= Input for this task =
****************************************
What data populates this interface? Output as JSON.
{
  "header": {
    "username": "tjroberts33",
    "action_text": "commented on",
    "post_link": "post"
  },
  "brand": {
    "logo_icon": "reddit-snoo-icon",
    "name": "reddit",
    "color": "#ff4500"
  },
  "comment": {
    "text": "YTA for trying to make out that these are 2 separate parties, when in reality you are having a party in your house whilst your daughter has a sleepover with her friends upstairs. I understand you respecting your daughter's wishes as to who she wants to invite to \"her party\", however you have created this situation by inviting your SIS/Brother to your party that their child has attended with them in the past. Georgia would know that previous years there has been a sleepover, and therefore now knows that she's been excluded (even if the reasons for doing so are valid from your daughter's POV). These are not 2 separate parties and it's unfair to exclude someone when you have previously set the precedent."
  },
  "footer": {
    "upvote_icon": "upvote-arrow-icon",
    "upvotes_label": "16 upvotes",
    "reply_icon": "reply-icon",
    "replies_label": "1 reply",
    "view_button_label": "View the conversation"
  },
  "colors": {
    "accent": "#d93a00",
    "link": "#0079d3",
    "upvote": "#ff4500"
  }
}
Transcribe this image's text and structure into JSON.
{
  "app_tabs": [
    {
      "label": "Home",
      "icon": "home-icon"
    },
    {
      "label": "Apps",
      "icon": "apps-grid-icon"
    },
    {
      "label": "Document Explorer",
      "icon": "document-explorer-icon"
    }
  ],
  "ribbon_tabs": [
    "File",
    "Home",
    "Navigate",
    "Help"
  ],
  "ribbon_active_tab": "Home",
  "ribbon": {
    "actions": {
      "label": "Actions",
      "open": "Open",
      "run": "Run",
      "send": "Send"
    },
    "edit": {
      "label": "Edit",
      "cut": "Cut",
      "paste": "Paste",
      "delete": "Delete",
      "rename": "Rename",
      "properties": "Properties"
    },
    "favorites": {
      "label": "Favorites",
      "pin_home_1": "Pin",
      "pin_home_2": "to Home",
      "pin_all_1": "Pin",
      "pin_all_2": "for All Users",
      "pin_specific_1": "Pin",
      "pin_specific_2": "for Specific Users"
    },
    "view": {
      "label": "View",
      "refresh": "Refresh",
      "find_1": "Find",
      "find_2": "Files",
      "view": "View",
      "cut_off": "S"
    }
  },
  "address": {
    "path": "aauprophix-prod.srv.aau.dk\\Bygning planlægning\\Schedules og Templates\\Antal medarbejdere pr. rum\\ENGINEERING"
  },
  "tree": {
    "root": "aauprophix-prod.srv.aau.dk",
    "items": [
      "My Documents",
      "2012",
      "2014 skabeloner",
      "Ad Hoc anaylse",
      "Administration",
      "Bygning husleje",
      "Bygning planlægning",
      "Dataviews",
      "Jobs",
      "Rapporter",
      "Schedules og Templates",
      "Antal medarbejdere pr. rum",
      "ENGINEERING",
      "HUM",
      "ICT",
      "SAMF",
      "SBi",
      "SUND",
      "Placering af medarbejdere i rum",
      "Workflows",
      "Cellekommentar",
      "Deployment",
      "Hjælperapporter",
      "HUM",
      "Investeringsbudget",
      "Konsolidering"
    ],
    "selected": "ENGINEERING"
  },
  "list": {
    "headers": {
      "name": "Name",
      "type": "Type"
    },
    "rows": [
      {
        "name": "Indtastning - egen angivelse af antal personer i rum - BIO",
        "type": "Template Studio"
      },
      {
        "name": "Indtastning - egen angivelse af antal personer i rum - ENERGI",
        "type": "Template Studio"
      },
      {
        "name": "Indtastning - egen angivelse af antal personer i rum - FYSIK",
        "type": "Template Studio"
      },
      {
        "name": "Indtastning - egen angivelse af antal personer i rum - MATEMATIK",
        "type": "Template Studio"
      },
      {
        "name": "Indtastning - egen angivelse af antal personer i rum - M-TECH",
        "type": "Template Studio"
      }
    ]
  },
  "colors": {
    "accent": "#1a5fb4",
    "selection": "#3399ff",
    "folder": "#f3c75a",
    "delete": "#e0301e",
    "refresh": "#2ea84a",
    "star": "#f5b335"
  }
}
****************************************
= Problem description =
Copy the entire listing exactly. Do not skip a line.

= Written response =
What data populates this interface? Output as JSON.
{
  "header": {
    "username": "tjroberts33",
    "action_text": "commented on",
    "post_link": "post"
  },
  "brand": {
    "logo_icon": "reddit-snoo-icon",
    "name": "reddit",
    "color": "#ff4500"
  },
  "comment": {
    "text": "YTA for trying to make out that these are 2 separate parties, when in reality you are having a party in your house whilst your daughter has a sleepover with her friends upstairs. I understand you respecting your daughter's wishes as to who she wants to invite to \"her party\", however you have created this situation by inviting your SIS/Brother to your party that their child has attended with them in the past. Georgia would know that previous years there has been a sleepover, and therefore now knows that she's been excluded (even if the reasons for doing so are valid from your daughter's POV). These are not 2 separate parties and it's unfair to exclude someone when you have previously set the precedent."
  },
  "footer": {
    "upvote_icon": "upvote-arrow-icon",
    "upvotes_label": "16 upvotes",
    "reply_icon": "reply-icon",
    "replies_label": "1 reply",
    "view_button_label": "View the conversation"
  },
  "colors": {
    "accent": "#d93a00",
    "link": "#0079d3",
    "upvote": "#ff4500"
  }
}
Transcribe this image's text and structure into JSON.
{
  "app_tabs": [
    {
      "label": "Home",
      "icon": "home-icon"
    },
    {
      "label": "Apps",
      "icon": "apps-grid-icon"
    },
    {
      "label": "Document Explorer",
      "icon": "document-explorer-icon"
    }
  ],
  "ribbon_tabs": [
    "File",
    "Home",
    "Navigate",
    "Help"
  ],
  "ribbon_active_tab": "Home",
  "ribbon": {
    "actions": {
      "label": "Actions",
      "open": "Open",
      "run": "Run",
      "send": "Send"
    },
    "edit": {
      "label": "Edit",
      "cut": "Cut",
      "paste": "Paste",
      "delete": "Delete",
      "rename": "Rename",
      "properties": "Properties"
    },
    "favorites": {
      "label": "Favorites",
      "pin_home_1": "Pin",
      "pin_home_2": "to Home",
      "pin_all_1": "Pin",
      "pin_all_2": "for All Users",
      "pin_specific_1": "Pin",
      "pin_specific_2": "for Specific Users"
    },
    "view": {
      "label": "View",
      "refresh": "Refresh",
      "find_1": "Find",
      "find_2": "Files",
      "view": "View",
      "cut_off": "S"
    }
  },
  "address": {
    "path": "aauprophix-prod.srv.aau.dk\\Bygning planlægning\\Schedules og Templates\\Antal medarbejdere pr. rum\\ENGINEERING"
  },
  "tree": {
    "root": "aauprophix-prod.srv.aau.dk",
    "items": [
      "My Documents",
      "2012",
      "2014 skabeloner",
      "Ad Hoc anaylse",
      "Administration",
      "Bygning husleje",
      "Bygning planlægning",
      "Dataviews",
      "Jobs",
      "Rapporter",
      "Schedules og Templates",
      "Antal medarbejdere pr. rum",
      "ENGINEERING",
      "HUM",
      "ICT",
      "SAMF",
      "SBi",
      "SUND",
      "Placering af medarbejdere i rum",
      "Workflows",
      "Cellekommentar",
      "Deployment",
      "Hjælperapporter",
      "HUM",
      "Investeringsbudget",
      "Konsolidering"
    ],
    "selected": "ENGINEERING"
  },
  "list": {
    "headers": {
      "name": "Name",
      "type": "Type"
    },
    "rows": [
      {
        "name": "Indtastning - egen angivelse af antal personer i rum - BIO",
        "type": "Template Studio"
      },
      {
        "name": "Indtastning - egen angivelse af antal personer i rum - ENERGI",
        "type": "Template Studio"
      },
      {
        "name": "Indtastning - egen angivelse af antal personer i rum - FYSIK",
        "type": "Template Studio"
      },
      {
        "name": "Indtastning - egen angivelse af antal personer i rum - MATEMATIK",
        "type": "Template Studio"
      },
      {
        "name": "Indtastning - egen angivelse af antal personer i rum - M-TECH",
        "type": "Template Studio"
      }
    ]
  },
  "colors": {
    "accent": "#1a5fb4",
    "selection": "#3399ff",
    "folder": "#f3c75a",
    "delete": "#e0301e",
    "refresh": "#2ea84a",
    "star": "#f5b335"
  }
}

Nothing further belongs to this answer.